◆ Exercise:
A bare count is the expected answer, namely the number of lines in the records that have the word "Кнопки".

◆ Given records:

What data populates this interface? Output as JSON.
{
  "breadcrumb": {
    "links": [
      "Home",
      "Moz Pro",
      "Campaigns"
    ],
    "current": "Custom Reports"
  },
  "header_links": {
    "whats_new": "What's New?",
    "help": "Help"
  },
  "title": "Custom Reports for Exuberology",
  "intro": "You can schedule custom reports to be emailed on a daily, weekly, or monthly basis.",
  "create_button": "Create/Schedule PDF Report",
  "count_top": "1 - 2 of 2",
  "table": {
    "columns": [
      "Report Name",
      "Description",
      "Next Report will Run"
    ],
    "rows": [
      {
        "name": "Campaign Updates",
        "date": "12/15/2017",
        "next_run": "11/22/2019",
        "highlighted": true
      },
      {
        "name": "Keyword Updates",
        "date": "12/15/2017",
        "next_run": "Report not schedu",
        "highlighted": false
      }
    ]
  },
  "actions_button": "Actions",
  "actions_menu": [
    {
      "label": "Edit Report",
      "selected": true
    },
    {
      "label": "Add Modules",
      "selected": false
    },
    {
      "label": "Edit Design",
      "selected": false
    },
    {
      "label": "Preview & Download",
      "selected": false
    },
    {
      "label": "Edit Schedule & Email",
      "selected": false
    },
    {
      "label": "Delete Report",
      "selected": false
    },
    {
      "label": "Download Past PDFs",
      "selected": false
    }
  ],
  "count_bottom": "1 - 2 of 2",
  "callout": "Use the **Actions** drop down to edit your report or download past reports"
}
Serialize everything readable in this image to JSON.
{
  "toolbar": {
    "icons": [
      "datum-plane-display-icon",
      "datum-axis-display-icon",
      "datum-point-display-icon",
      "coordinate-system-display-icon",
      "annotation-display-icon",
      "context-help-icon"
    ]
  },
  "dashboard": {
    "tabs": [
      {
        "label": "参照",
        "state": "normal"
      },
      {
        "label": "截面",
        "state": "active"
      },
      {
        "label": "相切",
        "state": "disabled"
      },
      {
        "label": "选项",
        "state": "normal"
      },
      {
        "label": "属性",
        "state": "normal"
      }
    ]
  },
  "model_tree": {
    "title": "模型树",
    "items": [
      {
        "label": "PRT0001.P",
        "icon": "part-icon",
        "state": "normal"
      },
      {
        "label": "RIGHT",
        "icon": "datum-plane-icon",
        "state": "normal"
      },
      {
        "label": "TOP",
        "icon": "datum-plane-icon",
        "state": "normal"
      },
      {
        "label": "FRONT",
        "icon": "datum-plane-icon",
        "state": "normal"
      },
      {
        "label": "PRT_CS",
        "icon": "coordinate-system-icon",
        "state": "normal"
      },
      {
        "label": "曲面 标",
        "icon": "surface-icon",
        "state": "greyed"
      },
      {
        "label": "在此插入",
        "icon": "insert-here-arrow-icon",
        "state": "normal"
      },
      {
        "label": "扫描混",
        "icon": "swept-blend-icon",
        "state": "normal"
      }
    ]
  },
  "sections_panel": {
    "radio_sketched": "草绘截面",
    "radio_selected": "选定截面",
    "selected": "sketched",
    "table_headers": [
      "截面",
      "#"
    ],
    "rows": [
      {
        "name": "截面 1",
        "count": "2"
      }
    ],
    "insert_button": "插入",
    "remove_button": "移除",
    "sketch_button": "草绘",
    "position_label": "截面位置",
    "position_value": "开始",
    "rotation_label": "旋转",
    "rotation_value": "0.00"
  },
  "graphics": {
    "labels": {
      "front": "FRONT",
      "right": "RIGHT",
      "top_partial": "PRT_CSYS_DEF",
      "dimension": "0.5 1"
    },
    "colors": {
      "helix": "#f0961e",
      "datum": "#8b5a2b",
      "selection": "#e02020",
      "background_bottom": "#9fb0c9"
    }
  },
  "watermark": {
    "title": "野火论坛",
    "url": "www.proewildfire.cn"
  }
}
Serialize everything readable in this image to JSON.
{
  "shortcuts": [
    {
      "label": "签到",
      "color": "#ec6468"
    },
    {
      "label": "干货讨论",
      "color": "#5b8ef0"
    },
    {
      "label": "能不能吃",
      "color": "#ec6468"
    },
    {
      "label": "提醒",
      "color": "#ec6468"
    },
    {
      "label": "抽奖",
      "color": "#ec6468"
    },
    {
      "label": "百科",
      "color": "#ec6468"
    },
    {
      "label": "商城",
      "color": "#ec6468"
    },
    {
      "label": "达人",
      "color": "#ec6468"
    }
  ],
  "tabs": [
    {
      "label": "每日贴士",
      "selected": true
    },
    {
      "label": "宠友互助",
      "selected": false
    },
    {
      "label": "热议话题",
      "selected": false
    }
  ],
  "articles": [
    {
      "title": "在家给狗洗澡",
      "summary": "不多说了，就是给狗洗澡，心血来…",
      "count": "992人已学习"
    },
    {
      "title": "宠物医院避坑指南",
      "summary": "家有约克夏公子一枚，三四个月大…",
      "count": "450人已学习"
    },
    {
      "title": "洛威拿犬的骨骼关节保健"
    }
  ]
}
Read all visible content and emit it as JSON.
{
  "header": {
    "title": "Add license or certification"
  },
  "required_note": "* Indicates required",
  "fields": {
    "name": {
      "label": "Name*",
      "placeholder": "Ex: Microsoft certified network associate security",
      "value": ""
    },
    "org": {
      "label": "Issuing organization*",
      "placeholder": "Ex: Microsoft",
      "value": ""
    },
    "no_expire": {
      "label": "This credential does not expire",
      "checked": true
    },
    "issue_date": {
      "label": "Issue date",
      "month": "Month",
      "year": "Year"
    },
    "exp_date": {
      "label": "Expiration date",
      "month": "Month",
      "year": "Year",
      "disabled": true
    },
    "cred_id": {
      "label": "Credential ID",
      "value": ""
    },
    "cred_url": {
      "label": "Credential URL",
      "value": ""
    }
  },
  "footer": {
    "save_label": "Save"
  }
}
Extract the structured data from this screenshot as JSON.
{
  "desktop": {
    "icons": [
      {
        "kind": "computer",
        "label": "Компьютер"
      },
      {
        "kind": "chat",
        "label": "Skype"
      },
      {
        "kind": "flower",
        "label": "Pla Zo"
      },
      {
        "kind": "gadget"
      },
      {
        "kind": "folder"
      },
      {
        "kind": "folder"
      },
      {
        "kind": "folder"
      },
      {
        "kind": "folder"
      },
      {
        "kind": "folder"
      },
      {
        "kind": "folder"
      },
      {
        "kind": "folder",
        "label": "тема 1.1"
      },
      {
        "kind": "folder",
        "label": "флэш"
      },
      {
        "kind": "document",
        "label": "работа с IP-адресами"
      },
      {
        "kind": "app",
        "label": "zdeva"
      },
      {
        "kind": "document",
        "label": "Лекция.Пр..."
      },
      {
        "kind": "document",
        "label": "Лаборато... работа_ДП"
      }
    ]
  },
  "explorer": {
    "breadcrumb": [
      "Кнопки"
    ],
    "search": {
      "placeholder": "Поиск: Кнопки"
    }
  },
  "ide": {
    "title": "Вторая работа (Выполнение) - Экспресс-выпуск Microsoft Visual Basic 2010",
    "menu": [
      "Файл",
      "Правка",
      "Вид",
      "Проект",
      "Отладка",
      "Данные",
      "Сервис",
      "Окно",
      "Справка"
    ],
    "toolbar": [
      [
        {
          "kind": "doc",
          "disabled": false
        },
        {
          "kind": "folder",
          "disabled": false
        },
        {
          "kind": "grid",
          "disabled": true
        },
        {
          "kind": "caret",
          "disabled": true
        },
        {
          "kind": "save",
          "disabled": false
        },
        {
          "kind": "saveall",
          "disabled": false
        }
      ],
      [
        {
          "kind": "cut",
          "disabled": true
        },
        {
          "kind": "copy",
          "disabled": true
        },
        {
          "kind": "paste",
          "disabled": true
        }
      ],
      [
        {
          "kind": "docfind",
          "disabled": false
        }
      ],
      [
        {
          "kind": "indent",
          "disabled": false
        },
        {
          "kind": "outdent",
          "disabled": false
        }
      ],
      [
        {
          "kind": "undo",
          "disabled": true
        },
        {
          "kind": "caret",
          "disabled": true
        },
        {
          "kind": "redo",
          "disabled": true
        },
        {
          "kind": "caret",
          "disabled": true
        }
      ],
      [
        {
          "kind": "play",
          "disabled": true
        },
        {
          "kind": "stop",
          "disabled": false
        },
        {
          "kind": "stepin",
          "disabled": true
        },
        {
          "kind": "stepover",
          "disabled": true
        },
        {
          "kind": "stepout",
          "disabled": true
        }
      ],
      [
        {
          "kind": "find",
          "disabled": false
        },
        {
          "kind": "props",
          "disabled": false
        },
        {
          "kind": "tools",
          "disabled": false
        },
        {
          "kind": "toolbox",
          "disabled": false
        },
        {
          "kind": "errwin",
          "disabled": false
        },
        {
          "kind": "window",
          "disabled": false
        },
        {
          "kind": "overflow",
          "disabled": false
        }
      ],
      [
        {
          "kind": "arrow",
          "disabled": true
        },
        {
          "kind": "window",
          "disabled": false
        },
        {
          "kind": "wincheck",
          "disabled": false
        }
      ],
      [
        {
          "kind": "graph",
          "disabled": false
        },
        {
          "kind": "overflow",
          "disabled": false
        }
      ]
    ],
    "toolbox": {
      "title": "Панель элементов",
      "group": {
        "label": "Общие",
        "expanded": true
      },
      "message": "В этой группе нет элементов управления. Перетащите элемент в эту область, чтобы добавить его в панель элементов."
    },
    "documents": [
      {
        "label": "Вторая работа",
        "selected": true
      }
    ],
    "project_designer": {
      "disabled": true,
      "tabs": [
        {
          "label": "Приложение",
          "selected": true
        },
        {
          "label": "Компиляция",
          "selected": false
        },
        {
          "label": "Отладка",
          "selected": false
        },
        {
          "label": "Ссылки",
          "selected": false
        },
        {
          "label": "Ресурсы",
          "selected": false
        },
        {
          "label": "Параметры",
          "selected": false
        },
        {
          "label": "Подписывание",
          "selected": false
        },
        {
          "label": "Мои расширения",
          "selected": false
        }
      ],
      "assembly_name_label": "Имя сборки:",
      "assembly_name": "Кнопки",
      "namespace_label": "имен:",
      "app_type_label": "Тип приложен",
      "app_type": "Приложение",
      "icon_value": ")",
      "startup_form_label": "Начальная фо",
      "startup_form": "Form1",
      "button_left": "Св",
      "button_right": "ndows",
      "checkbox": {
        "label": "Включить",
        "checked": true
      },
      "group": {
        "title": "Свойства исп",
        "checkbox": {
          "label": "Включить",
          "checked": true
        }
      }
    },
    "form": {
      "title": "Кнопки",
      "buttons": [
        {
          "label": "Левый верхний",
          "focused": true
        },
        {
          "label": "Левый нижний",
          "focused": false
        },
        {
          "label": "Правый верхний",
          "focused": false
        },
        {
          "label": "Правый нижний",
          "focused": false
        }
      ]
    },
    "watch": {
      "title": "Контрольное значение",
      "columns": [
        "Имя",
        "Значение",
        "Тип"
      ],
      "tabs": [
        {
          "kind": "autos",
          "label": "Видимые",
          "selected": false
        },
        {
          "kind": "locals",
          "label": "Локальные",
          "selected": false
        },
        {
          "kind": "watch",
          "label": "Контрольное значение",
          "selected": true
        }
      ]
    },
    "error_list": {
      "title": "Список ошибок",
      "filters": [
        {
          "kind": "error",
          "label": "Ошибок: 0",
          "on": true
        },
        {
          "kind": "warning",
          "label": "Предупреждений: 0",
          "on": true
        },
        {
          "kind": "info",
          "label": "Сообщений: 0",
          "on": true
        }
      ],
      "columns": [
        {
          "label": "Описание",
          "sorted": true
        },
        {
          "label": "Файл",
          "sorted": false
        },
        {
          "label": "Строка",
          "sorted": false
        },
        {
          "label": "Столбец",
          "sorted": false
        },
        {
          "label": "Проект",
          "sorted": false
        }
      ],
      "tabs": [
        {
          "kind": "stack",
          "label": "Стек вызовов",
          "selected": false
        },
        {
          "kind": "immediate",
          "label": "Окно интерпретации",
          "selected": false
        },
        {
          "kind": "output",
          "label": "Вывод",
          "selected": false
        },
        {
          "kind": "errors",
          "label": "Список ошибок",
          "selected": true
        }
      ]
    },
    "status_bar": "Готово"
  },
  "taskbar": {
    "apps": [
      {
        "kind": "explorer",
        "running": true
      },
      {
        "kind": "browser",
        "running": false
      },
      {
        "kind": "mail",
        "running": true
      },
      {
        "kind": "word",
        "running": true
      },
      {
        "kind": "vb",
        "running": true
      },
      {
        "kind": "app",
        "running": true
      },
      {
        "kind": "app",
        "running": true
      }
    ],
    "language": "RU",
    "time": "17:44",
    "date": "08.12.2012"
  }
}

◆ Answer to this task:
4